- Data records -
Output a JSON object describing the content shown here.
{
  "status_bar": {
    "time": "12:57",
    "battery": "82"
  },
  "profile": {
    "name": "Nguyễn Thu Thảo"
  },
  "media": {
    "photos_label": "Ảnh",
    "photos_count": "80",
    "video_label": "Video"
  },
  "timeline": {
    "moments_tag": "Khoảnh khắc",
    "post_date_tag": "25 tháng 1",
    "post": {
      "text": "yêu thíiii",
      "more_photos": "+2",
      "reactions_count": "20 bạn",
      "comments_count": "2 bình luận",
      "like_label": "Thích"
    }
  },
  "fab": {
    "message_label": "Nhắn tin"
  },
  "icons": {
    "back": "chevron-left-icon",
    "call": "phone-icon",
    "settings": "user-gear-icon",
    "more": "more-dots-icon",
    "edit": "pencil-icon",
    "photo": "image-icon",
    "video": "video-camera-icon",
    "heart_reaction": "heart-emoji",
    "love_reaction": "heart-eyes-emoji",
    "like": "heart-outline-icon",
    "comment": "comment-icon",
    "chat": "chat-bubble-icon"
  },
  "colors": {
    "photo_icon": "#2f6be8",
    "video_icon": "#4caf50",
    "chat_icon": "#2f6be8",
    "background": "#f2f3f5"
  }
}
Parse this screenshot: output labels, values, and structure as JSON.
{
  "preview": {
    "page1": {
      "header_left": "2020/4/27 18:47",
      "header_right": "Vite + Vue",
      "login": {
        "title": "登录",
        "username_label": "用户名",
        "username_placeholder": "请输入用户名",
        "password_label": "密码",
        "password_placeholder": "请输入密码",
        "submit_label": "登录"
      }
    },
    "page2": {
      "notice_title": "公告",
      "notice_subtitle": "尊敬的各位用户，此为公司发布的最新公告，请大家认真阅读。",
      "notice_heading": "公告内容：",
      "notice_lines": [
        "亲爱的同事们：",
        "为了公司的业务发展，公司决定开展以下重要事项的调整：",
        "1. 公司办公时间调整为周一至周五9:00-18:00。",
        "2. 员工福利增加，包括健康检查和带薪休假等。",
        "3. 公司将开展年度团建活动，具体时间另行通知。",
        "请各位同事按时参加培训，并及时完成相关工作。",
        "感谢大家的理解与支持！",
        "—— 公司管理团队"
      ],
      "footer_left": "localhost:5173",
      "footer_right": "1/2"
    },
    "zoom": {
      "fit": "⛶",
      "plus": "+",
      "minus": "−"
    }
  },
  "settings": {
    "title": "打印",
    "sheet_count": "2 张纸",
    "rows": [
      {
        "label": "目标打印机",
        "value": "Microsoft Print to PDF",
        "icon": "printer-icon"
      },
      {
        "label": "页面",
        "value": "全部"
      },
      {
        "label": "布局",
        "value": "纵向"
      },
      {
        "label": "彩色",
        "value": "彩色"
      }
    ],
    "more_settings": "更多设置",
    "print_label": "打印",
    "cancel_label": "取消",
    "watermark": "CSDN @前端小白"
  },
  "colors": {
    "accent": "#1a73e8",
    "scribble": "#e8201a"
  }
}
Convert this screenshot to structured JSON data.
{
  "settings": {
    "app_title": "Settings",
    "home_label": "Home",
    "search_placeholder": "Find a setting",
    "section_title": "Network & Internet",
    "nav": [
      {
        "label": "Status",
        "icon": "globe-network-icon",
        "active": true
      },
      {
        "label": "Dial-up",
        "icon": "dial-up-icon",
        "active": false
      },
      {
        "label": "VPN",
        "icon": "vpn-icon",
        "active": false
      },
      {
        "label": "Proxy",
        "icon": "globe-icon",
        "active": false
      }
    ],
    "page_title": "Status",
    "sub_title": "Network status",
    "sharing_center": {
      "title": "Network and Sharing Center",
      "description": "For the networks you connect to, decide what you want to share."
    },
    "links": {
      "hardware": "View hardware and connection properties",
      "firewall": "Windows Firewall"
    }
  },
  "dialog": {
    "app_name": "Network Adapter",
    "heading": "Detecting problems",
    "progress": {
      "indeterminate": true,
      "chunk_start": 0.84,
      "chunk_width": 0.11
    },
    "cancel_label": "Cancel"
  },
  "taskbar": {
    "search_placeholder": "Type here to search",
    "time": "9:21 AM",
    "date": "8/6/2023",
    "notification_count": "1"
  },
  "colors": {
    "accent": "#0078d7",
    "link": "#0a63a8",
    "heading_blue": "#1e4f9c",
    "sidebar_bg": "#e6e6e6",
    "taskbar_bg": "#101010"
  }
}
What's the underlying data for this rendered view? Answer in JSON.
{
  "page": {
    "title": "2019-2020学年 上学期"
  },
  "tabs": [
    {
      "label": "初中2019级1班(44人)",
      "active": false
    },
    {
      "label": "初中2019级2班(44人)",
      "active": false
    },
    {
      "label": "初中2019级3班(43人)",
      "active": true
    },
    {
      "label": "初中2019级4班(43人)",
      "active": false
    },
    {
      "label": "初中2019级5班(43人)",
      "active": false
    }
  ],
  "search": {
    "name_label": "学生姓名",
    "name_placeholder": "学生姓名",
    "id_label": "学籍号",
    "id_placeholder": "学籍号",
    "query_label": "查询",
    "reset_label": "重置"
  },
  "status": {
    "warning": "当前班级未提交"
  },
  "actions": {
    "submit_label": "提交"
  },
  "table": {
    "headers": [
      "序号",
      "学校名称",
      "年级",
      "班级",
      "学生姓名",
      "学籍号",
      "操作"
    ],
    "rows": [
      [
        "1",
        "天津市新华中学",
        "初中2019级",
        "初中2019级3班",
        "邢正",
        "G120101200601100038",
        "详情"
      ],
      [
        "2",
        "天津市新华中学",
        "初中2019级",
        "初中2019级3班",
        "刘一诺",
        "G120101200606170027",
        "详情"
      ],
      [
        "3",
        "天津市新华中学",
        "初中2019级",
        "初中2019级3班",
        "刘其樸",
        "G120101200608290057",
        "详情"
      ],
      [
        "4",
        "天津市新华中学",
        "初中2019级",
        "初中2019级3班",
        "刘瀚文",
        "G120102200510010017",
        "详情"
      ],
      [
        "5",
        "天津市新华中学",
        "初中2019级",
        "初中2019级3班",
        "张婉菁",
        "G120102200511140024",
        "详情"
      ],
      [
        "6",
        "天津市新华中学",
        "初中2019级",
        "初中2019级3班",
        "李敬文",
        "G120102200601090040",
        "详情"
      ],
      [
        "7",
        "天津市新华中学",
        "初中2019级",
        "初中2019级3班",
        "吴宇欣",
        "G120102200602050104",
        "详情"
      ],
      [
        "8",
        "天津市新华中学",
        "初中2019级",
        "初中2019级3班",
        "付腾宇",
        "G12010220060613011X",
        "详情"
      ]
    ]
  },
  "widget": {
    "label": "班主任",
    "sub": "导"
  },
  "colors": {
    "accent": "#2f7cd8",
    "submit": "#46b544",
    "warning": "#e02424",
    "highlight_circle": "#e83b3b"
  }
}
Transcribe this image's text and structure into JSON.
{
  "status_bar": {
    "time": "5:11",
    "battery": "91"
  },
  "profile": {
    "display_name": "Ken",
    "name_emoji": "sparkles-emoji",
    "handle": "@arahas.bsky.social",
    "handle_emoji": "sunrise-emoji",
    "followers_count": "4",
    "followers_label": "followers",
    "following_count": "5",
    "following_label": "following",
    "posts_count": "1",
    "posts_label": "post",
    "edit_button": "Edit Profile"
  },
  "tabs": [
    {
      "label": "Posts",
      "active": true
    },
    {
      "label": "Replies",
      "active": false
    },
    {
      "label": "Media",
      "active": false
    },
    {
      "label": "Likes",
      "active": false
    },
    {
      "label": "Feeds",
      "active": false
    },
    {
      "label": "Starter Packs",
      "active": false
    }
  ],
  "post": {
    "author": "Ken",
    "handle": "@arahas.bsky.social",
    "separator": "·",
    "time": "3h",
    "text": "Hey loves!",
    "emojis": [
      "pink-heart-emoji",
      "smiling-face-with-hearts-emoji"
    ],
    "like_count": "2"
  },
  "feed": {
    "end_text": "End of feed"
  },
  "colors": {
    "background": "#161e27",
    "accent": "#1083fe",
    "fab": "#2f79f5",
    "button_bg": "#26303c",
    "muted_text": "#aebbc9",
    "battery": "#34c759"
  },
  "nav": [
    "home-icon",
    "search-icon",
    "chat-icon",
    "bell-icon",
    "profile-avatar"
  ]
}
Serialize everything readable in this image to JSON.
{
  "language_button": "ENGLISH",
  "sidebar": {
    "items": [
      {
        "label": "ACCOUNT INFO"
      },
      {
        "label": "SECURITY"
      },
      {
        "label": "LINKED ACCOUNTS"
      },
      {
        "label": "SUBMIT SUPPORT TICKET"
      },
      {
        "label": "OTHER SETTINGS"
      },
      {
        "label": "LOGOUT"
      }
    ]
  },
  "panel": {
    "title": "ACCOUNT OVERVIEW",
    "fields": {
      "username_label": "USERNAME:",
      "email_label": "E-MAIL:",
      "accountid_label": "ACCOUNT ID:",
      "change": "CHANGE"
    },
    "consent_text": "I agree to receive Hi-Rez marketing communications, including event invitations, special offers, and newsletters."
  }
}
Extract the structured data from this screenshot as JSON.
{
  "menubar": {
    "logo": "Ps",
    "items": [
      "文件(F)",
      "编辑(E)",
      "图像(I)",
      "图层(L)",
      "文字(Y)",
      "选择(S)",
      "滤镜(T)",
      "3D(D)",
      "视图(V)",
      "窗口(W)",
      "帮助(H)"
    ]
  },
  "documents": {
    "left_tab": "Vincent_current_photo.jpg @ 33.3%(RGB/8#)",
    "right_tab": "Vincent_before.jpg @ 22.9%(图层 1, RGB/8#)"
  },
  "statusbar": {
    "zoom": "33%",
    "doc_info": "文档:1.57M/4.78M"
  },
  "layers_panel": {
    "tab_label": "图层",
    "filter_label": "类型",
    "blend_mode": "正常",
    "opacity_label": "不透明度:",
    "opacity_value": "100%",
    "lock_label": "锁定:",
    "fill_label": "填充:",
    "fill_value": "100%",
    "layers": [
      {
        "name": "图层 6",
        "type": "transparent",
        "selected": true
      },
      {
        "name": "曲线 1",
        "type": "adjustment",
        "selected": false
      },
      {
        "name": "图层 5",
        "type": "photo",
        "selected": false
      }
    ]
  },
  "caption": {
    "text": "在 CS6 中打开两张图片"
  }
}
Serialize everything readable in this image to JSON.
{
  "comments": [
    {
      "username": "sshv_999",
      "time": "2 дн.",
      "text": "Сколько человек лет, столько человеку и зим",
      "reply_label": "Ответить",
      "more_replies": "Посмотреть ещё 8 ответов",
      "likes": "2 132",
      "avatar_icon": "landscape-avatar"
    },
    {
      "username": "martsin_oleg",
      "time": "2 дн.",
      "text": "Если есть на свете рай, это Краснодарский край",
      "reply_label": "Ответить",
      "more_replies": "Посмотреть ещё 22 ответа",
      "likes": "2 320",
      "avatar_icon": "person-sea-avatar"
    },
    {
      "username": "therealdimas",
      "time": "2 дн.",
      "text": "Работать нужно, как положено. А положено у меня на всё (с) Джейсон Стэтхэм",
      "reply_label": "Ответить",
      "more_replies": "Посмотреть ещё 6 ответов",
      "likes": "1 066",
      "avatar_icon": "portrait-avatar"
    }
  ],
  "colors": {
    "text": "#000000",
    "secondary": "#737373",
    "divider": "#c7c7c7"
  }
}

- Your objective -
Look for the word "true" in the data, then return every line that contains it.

- Completed exercise -
        "active": true
      "indeterminate": true,
      "active": true
      "active": true
        "selected": true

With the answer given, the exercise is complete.